Would you please return the lines of the material that contain the word "Rough"?

Input START

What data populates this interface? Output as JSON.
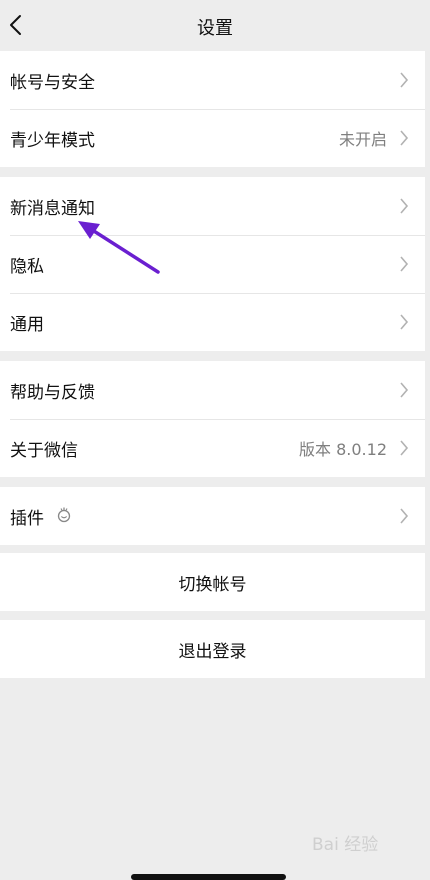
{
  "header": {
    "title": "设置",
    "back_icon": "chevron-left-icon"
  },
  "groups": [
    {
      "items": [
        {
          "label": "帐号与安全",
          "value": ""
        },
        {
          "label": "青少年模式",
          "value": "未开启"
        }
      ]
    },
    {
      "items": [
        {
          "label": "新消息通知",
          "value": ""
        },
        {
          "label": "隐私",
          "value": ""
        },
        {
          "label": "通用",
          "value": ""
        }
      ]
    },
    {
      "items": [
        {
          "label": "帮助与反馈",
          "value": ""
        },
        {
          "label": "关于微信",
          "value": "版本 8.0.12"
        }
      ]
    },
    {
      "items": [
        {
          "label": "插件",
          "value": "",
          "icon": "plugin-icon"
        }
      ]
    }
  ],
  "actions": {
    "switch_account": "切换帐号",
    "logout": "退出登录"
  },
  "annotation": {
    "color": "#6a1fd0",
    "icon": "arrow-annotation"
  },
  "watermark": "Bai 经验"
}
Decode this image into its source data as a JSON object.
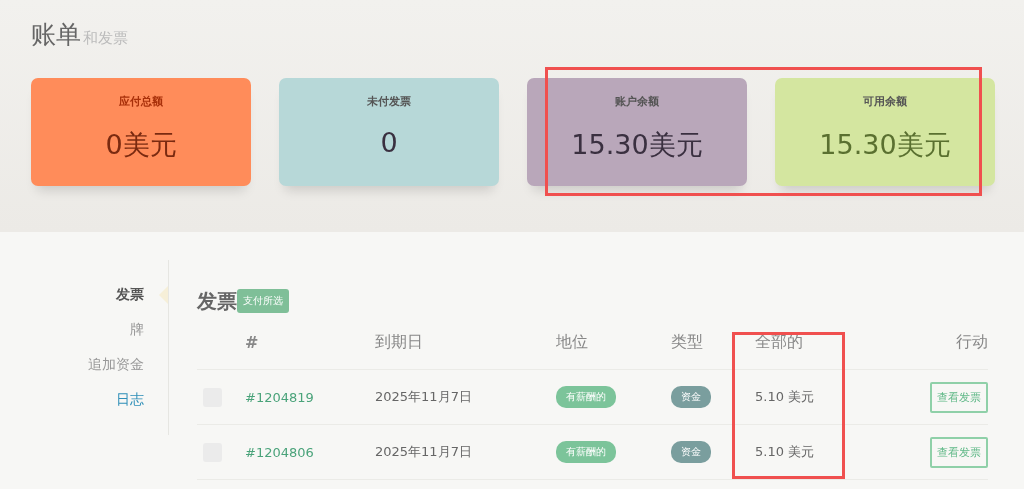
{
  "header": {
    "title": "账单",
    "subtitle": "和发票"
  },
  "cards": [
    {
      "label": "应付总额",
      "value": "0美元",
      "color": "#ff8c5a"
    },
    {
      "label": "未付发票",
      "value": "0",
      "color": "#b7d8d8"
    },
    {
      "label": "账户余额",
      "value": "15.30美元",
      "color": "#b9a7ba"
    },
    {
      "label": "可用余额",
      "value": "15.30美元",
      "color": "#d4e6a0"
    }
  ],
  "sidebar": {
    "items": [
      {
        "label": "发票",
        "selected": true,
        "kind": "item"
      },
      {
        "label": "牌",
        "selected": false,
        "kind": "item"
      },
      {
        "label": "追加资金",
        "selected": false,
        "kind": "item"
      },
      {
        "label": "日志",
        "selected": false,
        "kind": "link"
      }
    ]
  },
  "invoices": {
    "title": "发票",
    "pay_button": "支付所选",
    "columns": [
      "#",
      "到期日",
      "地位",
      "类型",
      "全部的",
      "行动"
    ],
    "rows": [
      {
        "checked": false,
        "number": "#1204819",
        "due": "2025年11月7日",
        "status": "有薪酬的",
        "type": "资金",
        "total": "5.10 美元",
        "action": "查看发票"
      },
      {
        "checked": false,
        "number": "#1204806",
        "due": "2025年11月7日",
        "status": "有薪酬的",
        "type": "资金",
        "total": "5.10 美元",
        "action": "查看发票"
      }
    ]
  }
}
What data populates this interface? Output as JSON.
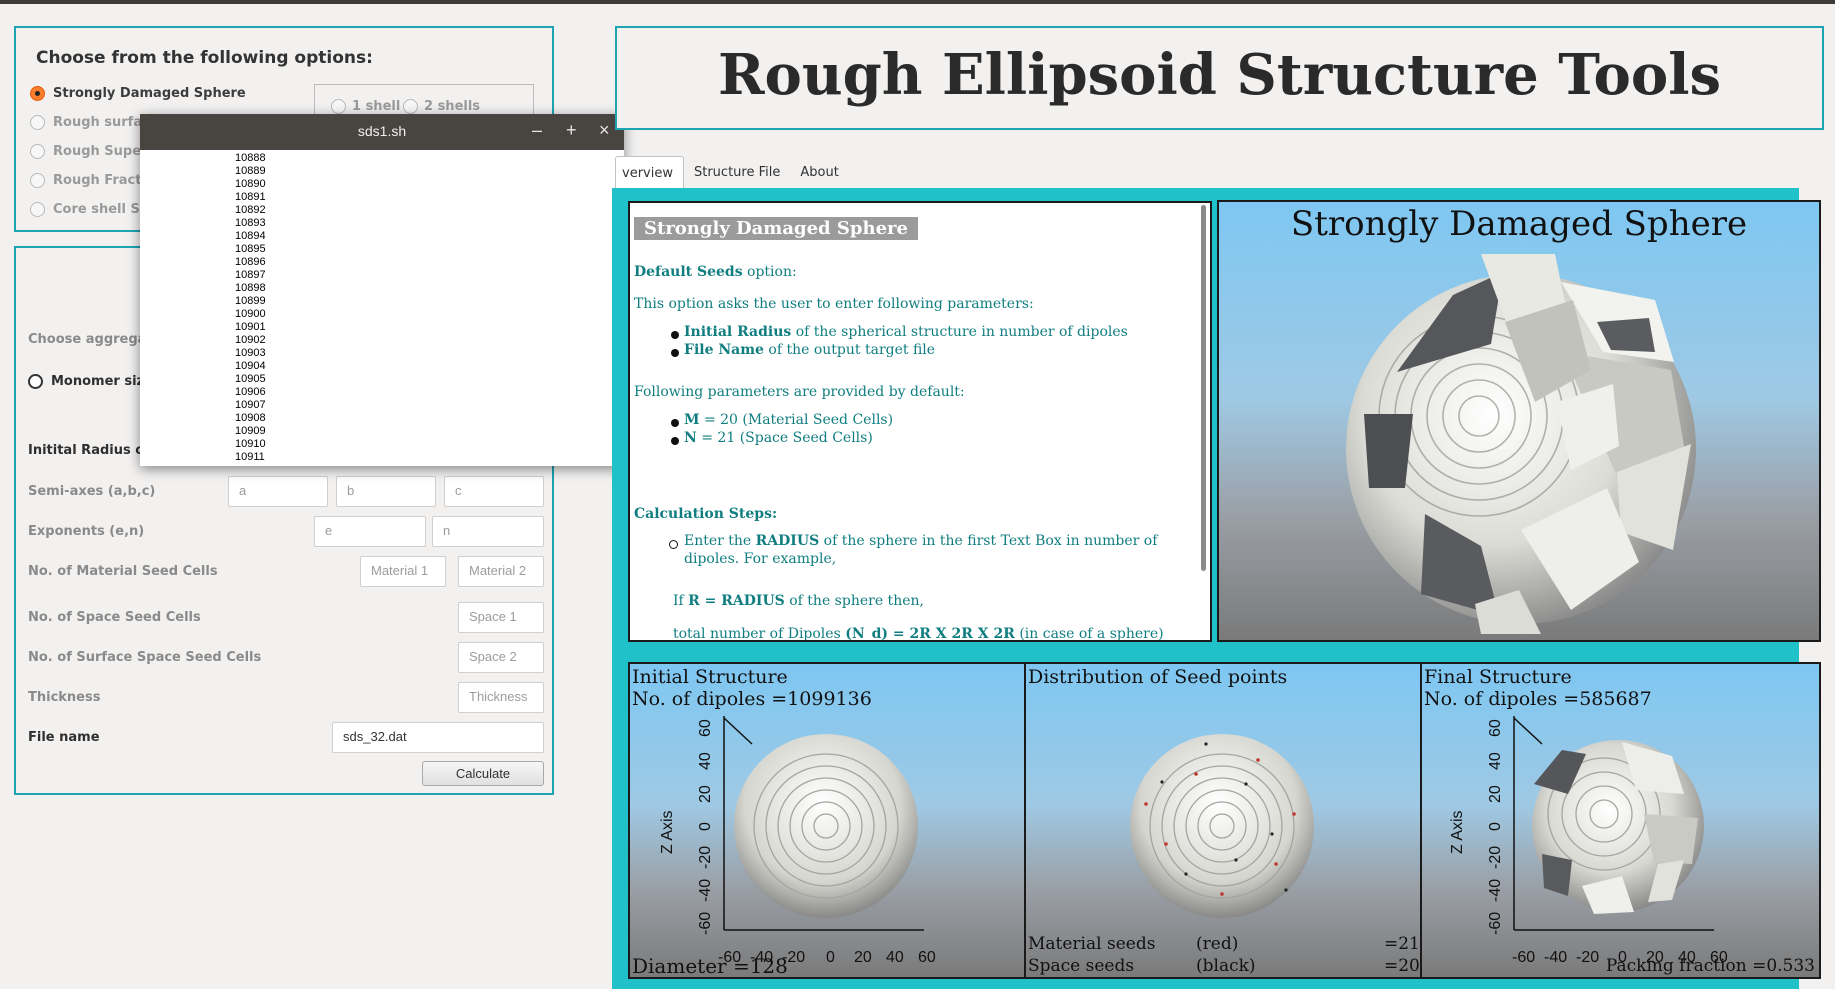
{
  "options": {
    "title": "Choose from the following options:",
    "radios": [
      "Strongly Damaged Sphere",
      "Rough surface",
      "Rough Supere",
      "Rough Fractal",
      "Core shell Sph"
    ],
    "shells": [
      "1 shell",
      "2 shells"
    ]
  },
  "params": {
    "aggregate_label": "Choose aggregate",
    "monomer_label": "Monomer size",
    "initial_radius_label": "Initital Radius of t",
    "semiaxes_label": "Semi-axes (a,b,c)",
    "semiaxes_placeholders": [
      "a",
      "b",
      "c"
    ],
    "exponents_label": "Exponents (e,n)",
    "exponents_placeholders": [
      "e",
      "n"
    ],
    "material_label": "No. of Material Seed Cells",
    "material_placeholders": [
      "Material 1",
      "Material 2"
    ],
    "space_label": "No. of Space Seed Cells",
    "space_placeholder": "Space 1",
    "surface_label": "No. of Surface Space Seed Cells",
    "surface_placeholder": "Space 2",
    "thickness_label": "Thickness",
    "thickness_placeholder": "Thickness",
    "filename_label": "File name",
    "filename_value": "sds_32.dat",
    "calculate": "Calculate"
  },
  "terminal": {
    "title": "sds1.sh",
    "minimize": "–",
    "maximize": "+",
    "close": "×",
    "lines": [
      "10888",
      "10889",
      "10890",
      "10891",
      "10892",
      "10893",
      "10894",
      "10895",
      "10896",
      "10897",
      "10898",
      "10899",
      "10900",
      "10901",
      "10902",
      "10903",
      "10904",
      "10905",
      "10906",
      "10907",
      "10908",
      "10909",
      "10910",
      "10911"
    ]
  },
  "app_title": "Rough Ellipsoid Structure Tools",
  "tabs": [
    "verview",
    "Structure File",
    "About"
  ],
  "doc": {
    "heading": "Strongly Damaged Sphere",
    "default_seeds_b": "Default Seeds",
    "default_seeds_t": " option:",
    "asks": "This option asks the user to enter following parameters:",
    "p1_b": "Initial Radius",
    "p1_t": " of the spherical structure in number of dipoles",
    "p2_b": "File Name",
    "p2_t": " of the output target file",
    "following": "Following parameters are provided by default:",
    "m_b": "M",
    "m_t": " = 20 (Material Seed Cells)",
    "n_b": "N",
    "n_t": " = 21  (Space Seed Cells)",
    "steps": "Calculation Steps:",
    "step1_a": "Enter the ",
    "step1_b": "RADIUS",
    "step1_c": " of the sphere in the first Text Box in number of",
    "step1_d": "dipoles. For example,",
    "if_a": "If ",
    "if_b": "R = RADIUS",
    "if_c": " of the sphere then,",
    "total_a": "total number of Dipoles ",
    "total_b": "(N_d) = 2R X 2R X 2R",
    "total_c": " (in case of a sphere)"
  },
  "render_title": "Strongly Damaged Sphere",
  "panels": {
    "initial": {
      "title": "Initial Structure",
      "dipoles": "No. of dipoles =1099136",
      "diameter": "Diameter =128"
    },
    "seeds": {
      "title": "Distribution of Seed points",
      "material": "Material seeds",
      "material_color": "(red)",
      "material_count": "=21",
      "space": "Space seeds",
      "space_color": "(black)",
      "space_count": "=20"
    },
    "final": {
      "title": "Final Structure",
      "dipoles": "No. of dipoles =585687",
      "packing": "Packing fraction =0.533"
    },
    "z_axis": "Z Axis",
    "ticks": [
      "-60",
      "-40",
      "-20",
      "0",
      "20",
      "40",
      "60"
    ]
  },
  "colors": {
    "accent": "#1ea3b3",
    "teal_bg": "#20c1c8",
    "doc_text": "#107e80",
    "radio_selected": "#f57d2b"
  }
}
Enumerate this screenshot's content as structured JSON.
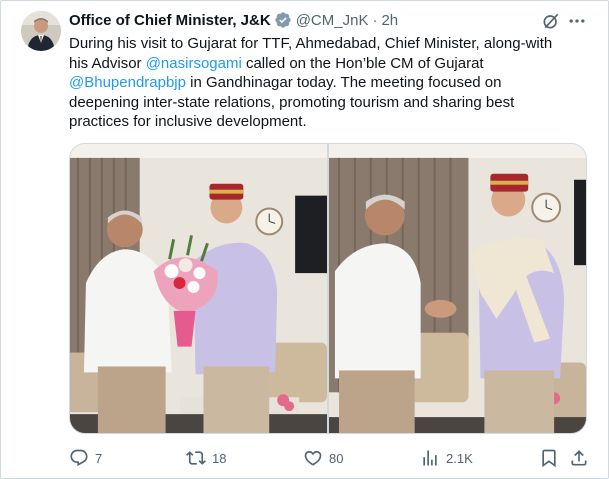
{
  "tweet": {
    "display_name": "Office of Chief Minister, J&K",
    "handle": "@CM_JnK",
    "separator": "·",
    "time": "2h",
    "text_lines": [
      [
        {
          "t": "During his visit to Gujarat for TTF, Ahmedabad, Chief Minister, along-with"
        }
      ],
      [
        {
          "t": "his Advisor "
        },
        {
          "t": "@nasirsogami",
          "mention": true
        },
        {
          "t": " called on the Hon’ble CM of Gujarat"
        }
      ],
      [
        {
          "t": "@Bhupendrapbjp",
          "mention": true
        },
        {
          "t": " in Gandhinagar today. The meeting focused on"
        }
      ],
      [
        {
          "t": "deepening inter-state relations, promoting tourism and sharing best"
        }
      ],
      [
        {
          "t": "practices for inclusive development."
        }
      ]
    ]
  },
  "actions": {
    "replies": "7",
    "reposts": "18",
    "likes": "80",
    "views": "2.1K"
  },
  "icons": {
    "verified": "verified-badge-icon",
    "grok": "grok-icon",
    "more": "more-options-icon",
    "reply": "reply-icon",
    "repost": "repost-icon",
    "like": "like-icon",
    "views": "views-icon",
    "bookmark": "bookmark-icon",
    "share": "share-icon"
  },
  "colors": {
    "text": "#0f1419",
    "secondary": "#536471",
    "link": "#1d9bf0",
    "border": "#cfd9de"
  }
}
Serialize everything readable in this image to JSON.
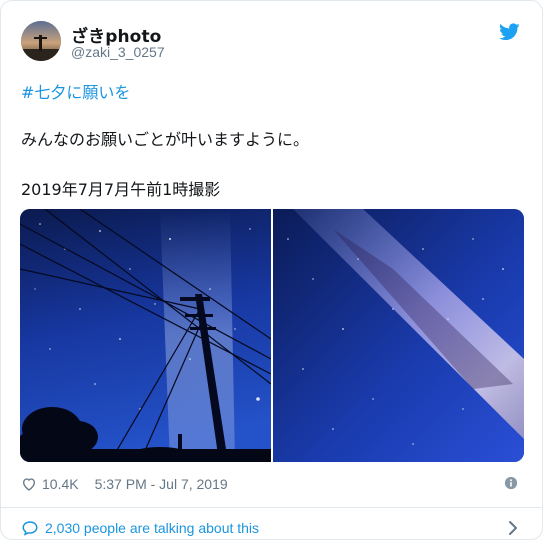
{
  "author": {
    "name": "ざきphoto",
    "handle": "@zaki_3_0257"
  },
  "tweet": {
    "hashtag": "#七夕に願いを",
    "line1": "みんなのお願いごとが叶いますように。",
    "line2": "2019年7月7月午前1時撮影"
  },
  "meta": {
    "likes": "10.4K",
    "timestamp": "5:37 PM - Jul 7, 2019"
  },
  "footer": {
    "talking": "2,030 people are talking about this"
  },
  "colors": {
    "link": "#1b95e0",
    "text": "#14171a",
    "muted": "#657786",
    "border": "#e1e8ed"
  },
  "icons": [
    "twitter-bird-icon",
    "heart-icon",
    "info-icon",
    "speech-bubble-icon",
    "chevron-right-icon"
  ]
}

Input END

**Answer space:**
      "Rough surface",
      "Rough Supere",
      "Rough Fractal",
  "app_title": "Rough Ellipsoid Structure Tools",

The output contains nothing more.